An epidemic of chronic kidney disease of unknown aetiology (CKDu) has emerged during the last decades, first seen in agricultural and disadvantaged communities along the Central American Pacific coast but now also evident in other countries like Sri Lanka and east India. The aetiology is likely multicausal, but occupational and environmental factors are in focus - in Central America heat stress during strenuous physical work with repeated fluid losses, in Sri Lanka environmental contaminants and agrochemicals. CKDu is a silent disease until late stages. Thus, screening with blood and urine sampling is needed for early detection
We now have good tools for CKDu research: Heat and humidity in the workplace can be monitored with affordable climatic loggers. Core body temperature can be exactly measured by swallowed sensors or estimated from heat strain models. Heart rate loggers and accelerometers enable estimations of workload. Exposure to toxins is assessed through environmental monitoring or by biomarkers of exposure. Standardised questionnaires for heat-related symptoms exist, and core protocols for assessment of renal function and kidney disease outcomes in epidemiological studies have been elaborated (the DEGREE initiative).
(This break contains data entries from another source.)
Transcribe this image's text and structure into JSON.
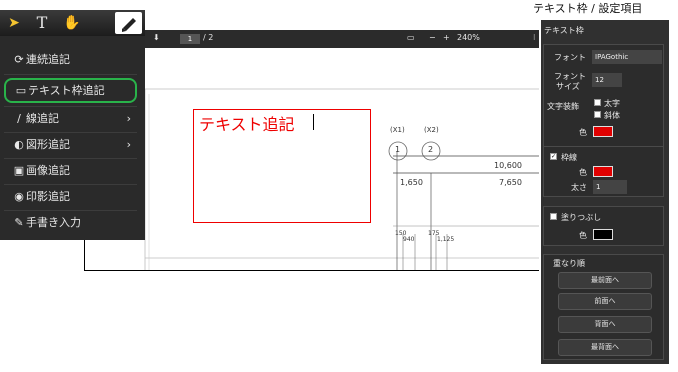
{
  "caption": "テキスト枠 / 設定項目",
  "toolbar": {
    "text_tool_label": "T",
    "icons": [
      "pointer-icon",
      "text-tool-icon",
      "hand-icon",
      "pencil-icon"
    ]
  },
  "menu": {
    "items": [
      {
        "label": "連続追記",
        "icon": "continuous-icon",
        "has_submenu": false
      },
      {
        "label": "テキスト枠追記",
        "icon": "textbox-icon",
        "has_submenu": false,
        "highlighted": true
      },
      {
        "label": "線追記",
        "icon": "line-icon",
        "has_submenu": true
      },
      {
        "label": "図形追記",
        "icon": "shape-icon",
        "has_submenu": true
      },
      {
        "label": "画像追記",
        "icon": "image-icon",
        "has_submenu": false
      },
      {
        "label": "印影追記",
        "icon": "stamp-icon",
        "has_submenu": false
      },
      {
        "label": "手書き入力",
        "icon": "handwriting-icon",
        "has_submenu": false
      }
    ],
    "highlight_color": "#29b34a",
    "submenu_arrow": "›"
  },
  "viewer": {
    "page_current": "1",
    "page_total": "/ 2",
    "zoom": "240%",
    "zoom_out": "−",
    "zoom_in": "+"
  },
  "drawing": {
    "circle_labels": [
      {
        "top": "(X1)",
        "num": "1"
      },
      {
        "top": "(X2)",
        "num": "2"
      }
    ],
    "dimensions": [
      "10,600",
      "1,650",
      "7,650",
      "150",
      "940",
      "175",
      "1,125"
    ],
    "annotation_text": "テキスト追記",
    "annotation_color": "#e00000"
  },
  "panel": {
    "title": "テキスト枠",
    "font_label": "フォント",
    "font_value": "IPAGothic",
    "size_label_1": "フォント",
    "size_label_2": "サイズ",
    "size_value": "12",
    "decoration_label": "文字装飾",
    "bold_label": "太字",
    "bold_checked": false,
    "italic_label": "斜体",
    "italic_checked": false,
    "text_color_label": "色",
    "text_color": "#e00000",
    "border_label": "枠線",
    "border_checked": true,
    "border_color_label": "色",
    "border_color": "#e00000",
    "thickness_label": "太さ",
    "thickness_value": "1",
    "fill_label": "塗りつぶし",
    "fill_checked": false,
    "fill_color_label": "色",
    "fill_color": "#000000",
    "order_label": "重なり順",
    "order_buttons": [
      "最前面へ",
      "前面へ",
      "背面へ",
      "最背面へ"
    ]
  }
}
Occupational epidemiologists have an important role in the battle against CKDu. Collaborative and comparable studies are needed, aligned with mechanistic understanding. Such studies range from population-based prevalence studies (including also migrant workforces) to studies of the effect of piecework in hot climates, and evaluations of interventions to prevent heat strain by access to water, shade and safe toiletry at the workplace.